• _Problem details_
Go through the data and copy every line exactly, but not the images.

━━━

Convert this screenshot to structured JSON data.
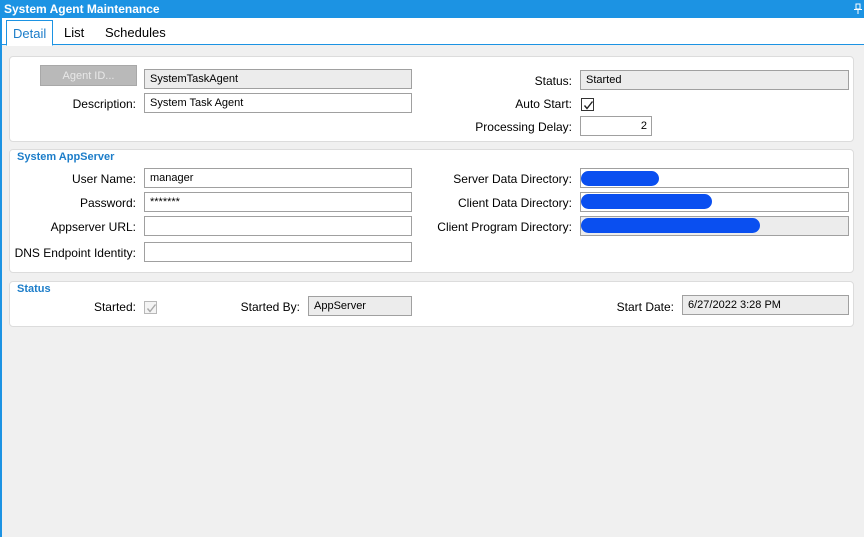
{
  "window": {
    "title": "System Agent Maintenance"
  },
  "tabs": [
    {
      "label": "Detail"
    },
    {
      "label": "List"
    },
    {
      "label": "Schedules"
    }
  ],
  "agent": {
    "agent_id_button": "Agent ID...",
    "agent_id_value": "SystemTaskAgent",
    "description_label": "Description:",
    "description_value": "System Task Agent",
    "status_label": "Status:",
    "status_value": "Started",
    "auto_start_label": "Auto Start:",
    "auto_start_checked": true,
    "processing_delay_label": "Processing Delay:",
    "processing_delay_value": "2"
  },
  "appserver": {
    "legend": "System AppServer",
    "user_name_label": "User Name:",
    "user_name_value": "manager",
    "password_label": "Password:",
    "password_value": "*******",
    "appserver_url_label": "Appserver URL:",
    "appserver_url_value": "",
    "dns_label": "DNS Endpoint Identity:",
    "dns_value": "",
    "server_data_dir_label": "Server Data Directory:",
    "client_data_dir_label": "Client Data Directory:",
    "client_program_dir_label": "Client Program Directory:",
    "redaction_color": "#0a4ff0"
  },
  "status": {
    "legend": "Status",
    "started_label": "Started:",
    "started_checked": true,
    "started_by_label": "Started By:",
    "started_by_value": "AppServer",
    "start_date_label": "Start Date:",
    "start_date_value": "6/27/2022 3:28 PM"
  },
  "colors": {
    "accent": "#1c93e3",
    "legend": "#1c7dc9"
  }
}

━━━

• _Result of the exercise_
Convert this screenshot to structured JSON data.
{
  "window": {
    "title": "System Agent Maintenance"
  },
  "tabs": [
    {
      "label": "Detail"
    },
    {
      "label": "List"
    },
    {
      "label": "Schedules"
    }
  ],
  "agent": {
    "agent_id_button": "Agent ID...",
    "agent_id_value": "SystemTaskAgent",
    "description_label": "Description:",
    "description_value": "System Task Agent",
    "status_label": "Status:",
    "status_value": "Started",
    "auto_start_label": "Auto Start:",
    "auto_start_checked": true,
    "processing_delay_label": "Processing Delay:",
    "processing_delay_value": "2"
  },
  "appserver": {
    "legend": "System AppServer",
    "user_name_label": "User Name:",
    "user_name_value": "manager",
    "password_label": "Password:",
    "password_value": "*******",
    "appserver_url_label": "Appserver URL:",
    "appserver_url_value": "",
    "dns_label": "DNS Endpoint Identity:",
    "dns_value": "",
    "server_data_dir_label": "Server Data Directory:",
    "client_data_dir_label": "Client Data Directory:",
    "client_program_dir_label": "Client Program Directory:",
    "redaction_color": "#0a4ff0"
  },
  "status": {
    "legend": "Status",
    "started_label": "Started:",
    "started_checked": true,
    "started_by_label": "Started By:",
    "started_by_value": "AppServer",
    "start_date_label": "Start Date:",
    "start_date_value": "6/27/2022 3:28 PM"
  },
  "colors": {
    "accent": "#1c93e3",
    "legend": "#1c7dc9"
  }
}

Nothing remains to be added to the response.